The newest addition to the North Kingstown skyline will be completed by the middle of next week. According to Mark DePasquale of Wind Energy Development LLC, construction will finish on a 413-foot wind turbine in his backyard in North Kingstown Green off Ten Rod Road by Wednesday. The tower and nacelle (with a height of about 262 feet) of the wind turbine are already erected, but the turbine’s 134-foot-long blades will be added to the structure in the coming days.
The 413-foot, 1.5 megawatt Goldwind turbine will be the first turbine lined up for installation by developer Wind Energy Development LLC, based in North Kingstown.
According to DePasquale, upwards of 134 workers have helped with the construction of the wind turbine. The workers (all certified union members) have been trained in wind turbine installation, said DePasquale.
The turbine – which was originally slated to be 427 feet tall – is identical to the trio of 365-feet tall turbines in Providence – operated by the Narragansett Bay Commission – said DePasquale. (The Providence turbines were modified to be shorter in order to align with FAA regulations, said DePasquale. All four turbines are all manufactured by Goldwind.)
Though the turbine will be completed next week, DePasquale says the turbine won’t be commissioned until early December when it will become fully operational.
The wind turbine will be located in North Kingstown Green, a subdivision owned by DePasquale, right in DePasquale’s backyard. Residents of the subdivision will receive monthly payments of $150 to go toward electricity bills because of the turbine.
“We normally lease the land where these turbines are located,” said DePasquale. “With North Kingstown Green, we’re splitting that would-be lease payment with the homeowners in the neighborhood.”
The turbine, which will be one of the tallest structures in the state in about a week, has attracted a lot of attention and curiosity from those in the area.

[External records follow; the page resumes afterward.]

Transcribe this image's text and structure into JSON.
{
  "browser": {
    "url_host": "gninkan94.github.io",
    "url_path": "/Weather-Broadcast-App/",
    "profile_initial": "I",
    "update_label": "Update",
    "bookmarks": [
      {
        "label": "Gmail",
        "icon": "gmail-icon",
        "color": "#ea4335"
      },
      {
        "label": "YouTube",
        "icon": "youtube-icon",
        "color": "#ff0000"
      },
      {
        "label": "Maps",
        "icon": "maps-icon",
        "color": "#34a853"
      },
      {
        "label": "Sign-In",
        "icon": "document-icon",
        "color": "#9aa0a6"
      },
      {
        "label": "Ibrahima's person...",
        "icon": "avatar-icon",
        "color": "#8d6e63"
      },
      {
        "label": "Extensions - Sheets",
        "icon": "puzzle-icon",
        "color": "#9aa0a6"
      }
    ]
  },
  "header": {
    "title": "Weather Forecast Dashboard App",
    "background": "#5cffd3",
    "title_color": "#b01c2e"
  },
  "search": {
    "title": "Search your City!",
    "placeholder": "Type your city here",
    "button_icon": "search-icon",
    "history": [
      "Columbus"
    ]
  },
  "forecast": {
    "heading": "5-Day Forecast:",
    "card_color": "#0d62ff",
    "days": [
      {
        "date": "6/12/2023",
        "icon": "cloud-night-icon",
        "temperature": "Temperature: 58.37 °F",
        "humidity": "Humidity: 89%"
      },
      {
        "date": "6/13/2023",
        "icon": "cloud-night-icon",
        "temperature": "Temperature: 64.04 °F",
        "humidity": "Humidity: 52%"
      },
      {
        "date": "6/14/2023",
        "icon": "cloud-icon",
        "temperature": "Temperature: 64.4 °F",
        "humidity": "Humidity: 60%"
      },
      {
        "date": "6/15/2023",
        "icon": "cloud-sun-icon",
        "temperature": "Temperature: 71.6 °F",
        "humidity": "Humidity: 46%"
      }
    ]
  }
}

DePasquale welcomes the attention, but urges onlookers to be mindful of residents in the neighborhood – especially children in the area.
“I support people who want to drive through and take a look,” said DePasquale. “I just want them to be careful and drive slow because we have children in the neighborhood.”
DePasquale is asking motorists to drive slowly and to follow Rodman Lane to view the turbine from the cul de sac at the end of the subdivision rather than driving through Thornton Way.